-- Task to carry out --
Reproduce the entries that follow verbatim, down to the final line.

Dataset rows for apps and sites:
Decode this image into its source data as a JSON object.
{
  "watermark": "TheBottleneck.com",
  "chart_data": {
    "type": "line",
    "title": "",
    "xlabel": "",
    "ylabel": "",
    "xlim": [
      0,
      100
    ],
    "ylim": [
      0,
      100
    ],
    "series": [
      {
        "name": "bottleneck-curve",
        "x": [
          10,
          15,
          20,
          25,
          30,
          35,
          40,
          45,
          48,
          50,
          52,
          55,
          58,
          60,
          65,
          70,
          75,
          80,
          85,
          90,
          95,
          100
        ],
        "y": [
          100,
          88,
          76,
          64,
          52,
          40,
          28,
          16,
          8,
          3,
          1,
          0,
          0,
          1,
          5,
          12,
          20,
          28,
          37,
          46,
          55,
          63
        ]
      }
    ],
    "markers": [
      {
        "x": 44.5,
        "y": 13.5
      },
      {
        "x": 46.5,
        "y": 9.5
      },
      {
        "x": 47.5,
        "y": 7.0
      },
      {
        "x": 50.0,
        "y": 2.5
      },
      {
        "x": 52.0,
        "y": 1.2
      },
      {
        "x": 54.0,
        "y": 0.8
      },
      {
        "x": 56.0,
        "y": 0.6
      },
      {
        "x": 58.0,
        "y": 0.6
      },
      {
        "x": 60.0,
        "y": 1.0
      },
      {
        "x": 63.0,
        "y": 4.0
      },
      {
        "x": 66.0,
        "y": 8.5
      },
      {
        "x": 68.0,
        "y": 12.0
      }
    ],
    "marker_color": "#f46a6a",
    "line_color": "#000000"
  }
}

-- Output for this exercise --
Decode this image into its source data as a JSON object.
{
  "watermark": "TheBottleneck.com",
  "chart_data": {
    "type": "line",
    "title": "",
    "xlabel": "",
    "ylabel": "",
    "xlim": [
      0,
      100
    ],
    "ylim": [
      0,
      100
    ],
    "series": [
      {
        "name": "bottleneck-curve",
        "x": [
          10,
          15,
          20,
          25,
          30,
          35,
          40,
          45,
          48,
          50,
          52,
          55,
          58,
          60,
          65,
          70,
          75,
          80,
          85,
          90,
          95,
          100
        ],
        "y": [
          100,
          88,
          76,
          64,
          52,
          40,
          28,
          16,
          8,
          3,
          1,
          0,
          0,
          1,
          5,
          12,
          20,
          28,
          37,
          46,
          55,
          63
        ]
      }
    ],
    "markers": [
      {
        "x": 44.5,
        "y": 13.5
      },
      {
        "x": 46.5,
        "y": 9.5
      },
      {
        "x": 47.5,
        "y": 7.0
      },
      {
        "x": 50.0,
        "y": 2.5
      },
      {
        "x": 52.0,
        "y": 1.2
      },
      {
        "x": 54.0,
        "y": 0.8
      },
      {
        "x": 56.0,
        "y": 0.6
      },
      {
        "x": 58.0,
        "y": 0.6
      },
      {
        "x": 60.0,
        "y": 1.0
      },
      {
        "x": 63.0,
        "y": 4.0
      },
      {
        "x": 66.0,
        "y": 8.5
      },
      {
        "x": 68.0,
        "y": 12.0
      }
    ],
    "marker_color": "#f46a6a",
    "line_color": "#000000"
  }
}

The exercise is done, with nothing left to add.